First - Israel is upset over a UN vote condemning its settlements in East Jerusalem.
On Sunday, President-Elect Trump came at the organization with a tweet calling it quote "so sad."
Well, if the UN is looking for some advice on dealing with these and other issues - it might want to put a call into Cal State Northridge.
The school's Model UN won the top prize in a national competition -- for the fourth time in a row.
Take Two's Sanden Totten spoke with Jennifer De Maio, a CSUN professor, and the team's advisor, along with Eric Martinez, lead delegate for last year's championship who also advised this year's winners.
Jennifer on how Model United Nations works
"Model United Nations, it's an academic simulation of the real united nations. Students play the role of delegates from different countries and basically, try to address real world issues with the policies and perspective of their assigned countries. For example, when we went to Washington D.C. this past fall, my students were assigned the country of Angola. Then they were assigned to different UN committees and on those committees they debated with delegates from around the world about specific topics to that committee."
Eric on the nature of the national competition

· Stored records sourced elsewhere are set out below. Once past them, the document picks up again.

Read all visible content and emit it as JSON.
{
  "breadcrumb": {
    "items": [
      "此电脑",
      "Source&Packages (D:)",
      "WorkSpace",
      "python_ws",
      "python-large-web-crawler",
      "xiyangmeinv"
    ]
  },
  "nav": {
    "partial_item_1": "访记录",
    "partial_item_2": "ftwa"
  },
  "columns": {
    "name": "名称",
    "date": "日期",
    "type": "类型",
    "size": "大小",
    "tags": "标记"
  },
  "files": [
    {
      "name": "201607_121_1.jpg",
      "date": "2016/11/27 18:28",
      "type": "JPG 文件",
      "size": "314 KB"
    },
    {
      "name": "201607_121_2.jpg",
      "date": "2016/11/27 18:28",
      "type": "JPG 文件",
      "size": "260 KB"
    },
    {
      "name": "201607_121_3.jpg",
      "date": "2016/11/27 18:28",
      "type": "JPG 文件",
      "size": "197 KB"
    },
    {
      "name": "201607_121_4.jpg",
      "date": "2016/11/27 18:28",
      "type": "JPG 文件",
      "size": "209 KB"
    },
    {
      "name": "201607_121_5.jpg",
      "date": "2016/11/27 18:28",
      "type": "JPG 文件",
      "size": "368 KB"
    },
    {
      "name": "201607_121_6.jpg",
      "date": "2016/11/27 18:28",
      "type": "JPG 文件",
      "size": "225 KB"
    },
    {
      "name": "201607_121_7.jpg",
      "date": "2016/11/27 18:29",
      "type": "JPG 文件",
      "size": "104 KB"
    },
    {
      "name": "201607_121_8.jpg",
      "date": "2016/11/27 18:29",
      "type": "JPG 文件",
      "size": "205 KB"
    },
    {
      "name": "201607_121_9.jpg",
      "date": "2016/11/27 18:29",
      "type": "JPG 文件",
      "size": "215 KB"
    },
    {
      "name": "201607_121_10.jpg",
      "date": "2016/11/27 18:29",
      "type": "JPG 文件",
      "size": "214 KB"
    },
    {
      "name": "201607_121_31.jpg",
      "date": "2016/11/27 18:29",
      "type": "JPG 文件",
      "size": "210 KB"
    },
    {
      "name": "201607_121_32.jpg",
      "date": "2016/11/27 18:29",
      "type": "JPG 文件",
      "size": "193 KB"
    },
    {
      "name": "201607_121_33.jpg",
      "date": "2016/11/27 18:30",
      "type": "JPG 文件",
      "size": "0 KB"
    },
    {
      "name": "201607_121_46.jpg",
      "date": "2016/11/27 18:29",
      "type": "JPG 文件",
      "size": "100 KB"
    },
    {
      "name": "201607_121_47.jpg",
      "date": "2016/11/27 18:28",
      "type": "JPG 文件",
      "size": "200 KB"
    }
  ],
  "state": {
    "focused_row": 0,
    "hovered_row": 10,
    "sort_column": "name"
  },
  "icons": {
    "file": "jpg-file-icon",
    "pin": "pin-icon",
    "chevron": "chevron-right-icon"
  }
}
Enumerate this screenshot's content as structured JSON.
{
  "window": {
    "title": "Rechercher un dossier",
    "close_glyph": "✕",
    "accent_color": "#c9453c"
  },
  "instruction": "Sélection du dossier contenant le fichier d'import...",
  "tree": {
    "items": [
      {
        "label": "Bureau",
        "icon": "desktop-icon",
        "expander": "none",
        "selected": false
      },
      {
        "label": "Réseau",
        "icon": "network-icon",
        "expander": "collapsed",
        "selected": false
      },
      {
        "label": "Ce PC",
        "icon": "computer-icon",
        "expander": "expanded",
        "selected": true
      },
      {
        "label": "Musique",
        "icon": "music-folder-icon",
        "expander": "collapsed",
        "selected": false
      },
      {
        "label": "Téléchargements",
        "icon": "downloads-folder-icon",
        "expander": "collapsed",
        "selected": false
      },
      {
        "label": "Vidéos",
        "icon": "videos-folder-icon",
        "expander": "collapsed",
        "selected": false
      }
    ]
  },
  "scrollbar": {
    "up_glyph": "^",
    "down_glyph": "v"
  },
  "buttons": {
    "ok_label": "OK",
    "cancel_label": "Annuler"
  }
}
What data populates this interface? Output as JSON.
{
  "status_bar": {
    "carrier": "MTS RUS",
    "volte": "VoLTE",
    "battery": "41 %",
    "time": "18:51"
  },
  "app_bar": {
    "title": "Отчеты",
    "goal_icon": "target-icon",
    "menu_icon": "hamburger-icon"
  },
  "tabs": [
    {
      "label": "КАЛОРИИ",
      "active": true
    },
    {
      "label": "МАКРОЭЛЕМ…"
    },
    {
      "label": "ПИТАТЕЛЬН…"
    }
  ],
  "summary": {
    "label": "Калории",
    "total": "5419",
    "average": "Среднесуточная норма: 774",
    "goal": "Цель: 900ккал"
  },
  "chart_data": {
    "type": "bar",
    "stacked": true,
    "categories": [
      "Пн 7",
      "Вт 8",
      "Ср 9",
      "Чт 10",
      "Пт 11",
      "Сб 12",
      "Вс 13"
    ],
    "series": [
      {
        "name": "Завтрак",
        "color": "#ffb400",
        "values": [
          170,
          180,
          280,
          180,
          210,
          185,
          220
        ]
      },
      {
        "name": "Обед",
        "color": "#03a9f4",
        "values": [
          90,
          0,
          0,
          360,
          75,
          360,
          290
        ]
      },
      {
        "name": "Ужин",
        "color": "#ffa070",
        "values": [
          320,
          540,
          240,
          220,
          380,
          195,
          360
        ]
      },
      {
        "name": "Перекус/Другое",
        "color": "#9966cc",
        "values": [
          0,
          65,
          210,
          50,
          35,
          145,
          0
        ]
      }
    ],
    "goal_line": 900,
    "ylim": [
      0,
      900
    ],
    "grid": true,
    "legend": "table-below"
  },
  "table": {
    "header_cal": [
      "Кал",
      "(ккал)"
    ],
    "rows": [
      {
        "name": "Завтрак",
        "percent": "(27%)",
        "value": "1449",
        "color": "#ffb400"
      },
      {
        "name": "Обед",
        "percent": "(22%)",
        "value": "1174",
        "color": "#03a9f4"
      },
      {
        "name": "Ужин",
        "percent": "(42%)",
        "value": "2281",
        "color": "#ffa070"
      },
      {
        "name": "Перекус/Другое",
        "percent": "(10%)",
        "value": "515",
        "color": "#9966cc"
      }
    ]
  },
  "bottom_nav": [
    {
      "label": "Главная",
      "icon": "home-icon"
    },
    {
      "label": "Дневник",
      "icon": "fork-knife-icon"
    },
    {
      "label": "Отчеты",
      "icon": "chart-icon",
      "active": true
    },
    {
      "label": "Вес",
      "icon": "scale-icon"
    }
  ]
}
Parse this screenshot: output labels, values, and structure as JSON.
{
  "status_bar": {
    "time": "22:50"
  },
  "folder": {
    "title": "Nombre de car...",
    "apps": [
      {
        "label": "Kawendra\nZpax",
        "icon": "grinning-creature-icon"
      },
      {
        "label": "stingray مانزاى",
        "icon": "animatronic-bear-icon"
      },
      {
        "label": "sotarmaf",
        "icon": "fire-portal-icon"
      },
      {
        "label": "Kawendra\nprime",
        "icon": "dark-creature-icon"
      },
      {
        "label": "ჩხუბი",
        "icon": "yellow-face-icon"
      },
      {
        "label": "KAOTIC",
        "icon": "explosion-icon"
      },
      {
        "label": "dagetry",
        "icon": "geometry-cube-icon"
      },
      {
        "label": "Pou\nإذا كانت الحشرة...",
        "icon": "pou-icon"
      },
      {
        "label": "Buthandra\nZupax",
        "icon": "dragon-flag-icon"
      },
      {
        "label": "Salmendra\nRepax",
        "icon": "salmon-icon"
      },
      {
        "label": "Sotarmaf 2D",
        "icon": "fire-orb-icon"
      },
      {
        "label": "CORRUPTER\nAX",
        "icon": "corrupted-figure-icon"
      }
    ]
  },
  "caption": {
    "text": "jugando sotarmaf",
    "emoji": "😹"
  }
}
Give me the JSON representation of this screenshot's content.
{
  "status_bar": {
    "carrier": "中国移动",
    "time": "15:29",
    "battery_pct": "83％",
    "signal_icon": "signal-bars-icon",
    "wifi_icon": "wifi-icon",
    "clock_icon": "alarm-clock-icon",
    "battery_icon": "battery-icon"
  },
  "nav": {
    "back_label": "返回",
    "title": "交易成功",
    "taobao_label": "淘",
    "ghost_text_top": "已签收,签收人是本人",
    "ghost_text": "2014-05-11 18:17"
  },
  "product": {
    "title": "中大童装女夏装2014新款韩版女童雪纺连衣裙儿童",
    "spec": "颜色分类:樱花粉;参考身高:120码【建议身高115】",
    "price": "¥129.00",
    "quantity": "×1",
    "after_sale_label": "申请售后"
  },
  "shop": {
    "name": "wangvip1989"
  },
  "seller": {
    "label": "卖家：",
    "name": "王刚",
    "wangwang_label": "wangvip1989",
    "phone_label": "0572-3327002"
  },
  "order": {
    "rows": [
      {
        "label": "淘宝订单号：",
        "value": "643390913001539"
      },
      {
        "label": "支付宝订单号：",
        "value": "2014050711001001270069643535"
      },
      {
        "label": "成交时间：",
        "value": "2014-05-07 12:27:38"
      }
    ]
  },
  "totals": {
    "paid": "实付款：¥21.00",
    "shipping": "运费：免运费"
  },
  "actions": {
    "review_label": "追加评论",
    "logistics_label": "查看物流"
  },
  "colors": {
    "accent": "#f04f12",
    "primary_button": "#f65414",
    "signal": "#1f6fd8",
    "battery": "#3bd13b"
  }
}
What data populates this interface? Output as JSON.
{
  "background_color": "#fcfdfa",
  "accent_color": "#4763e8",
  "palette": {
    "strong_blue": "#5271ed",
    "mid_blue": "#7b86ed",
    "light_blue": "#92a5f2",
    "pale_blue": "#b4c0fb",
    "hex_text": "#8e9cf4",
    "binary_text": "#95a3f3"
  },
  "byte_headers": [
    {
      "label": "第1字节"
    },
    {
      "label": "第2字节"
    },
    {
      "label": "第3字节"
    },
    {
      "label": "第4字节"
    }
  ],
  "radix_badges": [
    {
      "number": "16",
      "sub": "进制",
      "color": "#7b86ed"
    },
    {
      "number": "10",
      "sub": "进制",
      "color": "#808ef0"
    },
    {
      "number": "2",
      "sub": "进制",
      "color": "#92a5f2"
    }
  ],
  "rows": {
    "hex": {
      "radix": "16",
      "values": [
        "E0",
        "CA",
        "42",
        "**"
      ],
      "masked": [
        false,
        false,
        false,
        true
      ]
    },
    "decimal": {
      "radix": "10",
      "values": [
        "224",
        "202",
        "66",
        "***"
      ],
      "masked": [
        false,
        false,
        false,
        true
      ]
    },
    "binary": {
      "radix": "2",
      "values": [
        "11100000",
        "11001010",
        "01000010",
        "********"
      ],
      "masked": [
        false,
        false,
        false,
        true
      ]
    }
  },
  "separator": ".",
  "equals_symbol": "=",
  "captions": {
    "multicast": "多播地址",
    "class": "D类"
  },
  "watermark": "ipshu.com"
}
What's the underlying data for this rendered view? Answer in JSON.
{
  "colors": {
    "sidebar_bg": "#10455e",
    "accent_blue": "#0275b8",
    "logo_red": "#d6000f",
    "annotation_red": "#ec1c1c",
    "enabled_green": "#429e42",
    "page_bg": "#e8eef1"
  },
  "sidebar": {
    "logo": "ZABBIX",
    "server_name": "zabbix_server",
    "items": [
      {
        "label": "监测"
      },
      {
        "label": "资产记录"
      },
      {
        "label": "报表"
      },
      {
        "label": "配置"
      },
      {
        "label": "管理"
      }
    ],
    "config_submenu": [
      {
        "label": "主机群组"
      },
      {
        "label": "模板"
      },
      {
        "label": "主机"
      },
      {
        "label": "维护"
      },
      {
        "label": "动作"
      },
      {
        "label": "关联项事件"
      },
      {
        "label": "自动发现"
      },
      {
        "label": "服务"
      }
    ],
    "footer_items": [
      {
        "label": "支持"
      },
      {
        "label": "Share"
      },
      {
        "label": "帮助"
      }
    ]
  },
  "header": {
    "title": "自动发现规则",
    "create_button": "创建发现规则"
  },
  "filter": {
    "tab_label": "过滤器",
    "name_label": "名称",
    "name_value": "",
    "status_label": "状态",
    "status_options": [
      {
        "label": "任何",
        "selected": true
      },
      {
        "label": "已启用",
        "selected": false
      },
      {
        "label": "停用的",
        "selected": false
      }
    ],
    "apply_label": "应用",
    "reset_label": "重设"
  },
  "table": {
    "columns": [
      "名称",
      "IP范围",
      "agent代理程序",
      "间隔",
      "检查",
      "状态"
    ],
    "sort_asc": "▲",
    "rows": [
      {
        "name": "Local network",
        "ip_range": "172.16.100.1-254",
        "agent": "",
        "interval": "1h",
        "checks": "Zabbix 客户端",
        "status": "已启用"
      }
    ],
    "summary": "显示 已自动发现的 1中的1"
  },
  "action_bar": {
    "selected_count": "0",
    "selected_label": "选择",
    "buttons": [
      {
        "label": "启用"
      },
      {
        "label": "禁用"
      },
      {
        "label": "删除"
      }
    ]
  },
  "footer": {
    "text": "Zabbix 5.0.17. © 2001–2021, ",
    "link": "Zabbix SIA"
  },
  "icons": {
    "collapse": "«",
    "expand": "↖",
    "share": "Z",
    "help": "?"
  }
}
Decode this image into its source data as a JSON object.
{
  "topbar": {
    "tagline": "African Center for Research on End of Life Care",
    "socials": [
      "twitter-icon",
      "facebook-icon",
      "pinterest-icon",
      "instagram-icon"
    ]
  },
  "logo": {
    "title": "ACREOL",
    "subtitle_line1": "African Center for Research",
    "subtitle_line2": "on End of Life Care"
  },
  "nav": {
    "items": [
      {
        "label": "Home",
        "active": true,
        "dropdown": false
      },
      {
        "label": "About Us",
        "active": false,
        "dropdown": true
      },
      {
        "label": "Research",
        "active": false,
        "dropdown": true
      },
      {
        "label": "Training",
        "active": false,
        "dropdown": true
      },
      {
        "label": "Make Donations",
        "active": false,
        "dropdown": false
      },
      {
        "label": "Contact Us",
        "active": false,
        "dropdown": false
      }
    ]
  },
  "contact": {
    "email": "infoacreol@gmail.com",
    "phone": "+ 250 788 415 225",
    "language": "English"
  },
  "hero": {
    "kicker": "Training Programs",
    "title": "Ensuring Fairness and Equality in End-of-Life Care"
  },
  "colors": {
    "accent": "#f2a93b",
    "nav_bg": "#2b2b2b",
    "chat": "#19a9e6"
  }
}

"It can be a little cut throat! It brings not only teams from the United States but from all around the world. I think it's a privilege to be able to test yourself around such intelligent individuals. but it's also exciting! There's a certain level of competition that everyone brings to the table. And yeah, it can be a little cut throat at times, but at the end of the day, when the resolution get passed, everyone's really excited and happy for one another. it ends up being a good week all around."
Eric on the United Nations being, "a club,"
"If you look at agencies such as UNICEF which helps provide long-term humanitarian assistance for children and their mothers or the world food program which helps feed 80 million people around the world each year... it's far more reaching than [President-Elect Donald Trump] is letting on. And this is a body and an organization that is helping change the lives of millions of people who are displaced or have been forced to leave their homes and still giving them some sort of refuge. I think that's super important."
Jennifer on how to be a better diplomat when discussing important topics with others
"I think it's really important to listen to other perspectives. We all have something to bring to the table, literally, and I think learning how to listen and how to respond with actual information. And not with just repeating what we hear on social media or what we see tweeted out there, but really thinking deeply and thinking critically about what we're being exposed to."
To hear the full conversation click the blue player above.